• Israeli means to admire the world –
we stopped wandering as refugees and began to conquer it as tourists. We are
very curious and knowledgeable about the world, yet generally think that we know
better. The same world that we admire and want to belong to is perceived by us
as hostile, if not anti-Semitic. Israeli means to be cosmopolitan and paranoid
at the same time.
• Israeli means to be utterly patriotic, ready to
defend the blue and white. This often comes with a mistaken sense of
superiority, mainly in relation to our next-door neighbor, which can also lead,
and often does, to a lack of morality.
• Israeli means to be a good
friend – a friend in need is a friend indeed. If one is in need, it is good to
have an Israeli friend.
• Israeli means to have an ironic sense of humor,
loving satire and imitations, but lacking self-criticism.
• Israeli means
constant optimism and constant complaint.
These characteristics make for
an interesting and attractive collage comprising the Israeli, with strengths and
weaknesses, complexities and contrasts. They are inherited by our Sabra children
and grandchildren who should be able to continue to be optimistic, creative,
outspoken, courageous, direct (and even abrasive), communicative, believers in
themselves, creators of bridges to the world, good friends and helpers of the
needy, humorous and, above all, humane. And at the same time they should live in
circumstances that will permit them to get rid of national and personal
paranoia, lack of caring and morality toward the other, excessive suspicion as
well as arrogance.
The circumstances in which the young grow up will
influence their character as Israelis. If they grow up in an Israel at conflict
and at war, with a weakened democracy rife with inequality and racism, it will
only enhance excessive paranoia, fear and arrogance as well as shut down the
necessary bridges to the world.
On the other hand, in an Israel of peace,
democracy and respect for human rights, their many positive qualities will only
be enhanced and their tremendous creativity will lead them and the country to

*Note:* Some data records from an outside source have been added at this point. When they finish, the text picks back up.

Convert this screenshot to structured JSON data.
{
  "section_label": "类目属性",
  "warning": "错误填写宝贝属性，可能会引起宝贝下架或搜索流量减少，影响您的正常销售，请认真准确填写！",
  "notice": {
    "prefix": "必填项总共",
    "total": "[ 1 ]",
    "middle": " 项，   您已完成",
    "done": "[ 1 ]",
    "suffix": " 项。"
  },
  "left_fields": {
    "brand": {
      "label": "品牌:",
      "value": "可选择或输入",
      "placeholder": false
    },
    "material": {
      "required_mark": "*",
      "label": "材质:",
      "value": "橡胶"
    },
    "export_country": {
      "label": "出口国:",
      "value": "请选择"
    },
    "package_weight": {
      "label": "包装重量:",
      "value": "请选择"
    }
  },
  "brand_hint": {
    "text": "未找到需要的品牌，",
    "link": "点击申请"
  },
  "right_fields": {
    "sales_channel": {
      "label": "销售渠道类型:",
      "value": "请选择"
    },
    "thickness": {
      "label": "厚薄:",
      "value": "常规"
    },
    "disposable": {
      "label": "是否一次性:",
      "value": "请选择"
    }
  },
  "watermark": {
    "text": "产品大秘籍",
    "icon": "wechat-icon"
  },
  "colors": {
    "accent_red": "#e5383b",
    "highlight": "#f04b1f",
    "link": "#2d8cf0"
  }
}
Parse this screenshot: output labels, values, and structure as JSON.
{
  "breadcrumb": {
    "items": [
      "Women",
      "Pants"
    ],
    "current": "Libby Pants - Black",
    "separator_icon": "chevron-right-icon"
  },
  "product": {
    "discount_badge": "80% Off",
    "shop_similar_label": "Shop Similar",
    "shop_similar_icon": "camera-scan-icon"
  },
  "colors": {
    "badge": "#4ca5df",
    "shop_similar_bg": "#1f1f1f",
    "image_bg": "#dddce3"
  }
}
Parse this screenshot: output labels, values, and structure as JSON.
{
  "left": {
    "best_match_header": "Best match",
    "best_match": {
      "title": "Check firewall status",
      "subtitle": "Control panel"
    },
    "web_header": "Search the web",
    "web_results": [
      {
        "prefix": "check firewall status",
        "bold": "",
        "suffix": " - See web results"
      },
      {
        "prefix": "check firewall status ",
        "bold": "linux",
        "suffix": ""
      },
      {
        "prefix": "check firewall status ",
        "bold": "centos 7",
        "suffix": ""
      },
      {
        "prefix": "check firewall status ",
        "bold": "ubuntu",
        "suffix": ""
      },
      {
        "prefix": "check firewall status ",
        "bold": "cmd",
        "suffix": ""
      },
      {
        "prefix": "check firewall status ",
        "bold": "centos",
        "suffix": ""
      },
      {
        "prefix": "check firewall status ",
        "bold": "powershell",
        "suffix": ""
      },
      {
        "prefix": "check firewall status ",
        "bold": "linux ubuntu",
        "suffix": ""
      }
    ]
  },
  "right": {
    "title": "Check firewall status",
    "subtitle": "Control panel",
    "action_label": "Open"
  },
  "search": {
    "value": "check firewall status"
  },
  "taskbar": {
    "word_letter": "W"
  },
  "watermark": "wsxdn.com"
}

This year, modern Israel will be 65 years old. It is indeed
time to reflect about our national identity, fomented by the Israeli experience
– curing ourselves of the traumas of the Holocaust experience, fostering a
productive and dramatic nation-building process and regaining our freedom. A
freedom that allows for great creativity, free thought, free expression and
creation as well as tolerance for the different. Yet the chains of internal and
mainly external conflict are still binding us to the world of yesterday and to
the characteristics of the Galut (Diaspora). It’s time to get rid of the demons
and chains of the past and the present.
This Israel is in need of a
leadership better than the one that was elected.
Israelis know they
deserve better and in the long run will probably not tolerate abuse. Israelis
are better and more interesting than their political leaders, as they share a
very appealing personality with creative strengths and also burdening flaws – an
attractive complexity to which we are fortunate to belong.
The writer is
president of the Peres Center for Peace and served as Israel’s chief negotiator
for the Oslo Accords.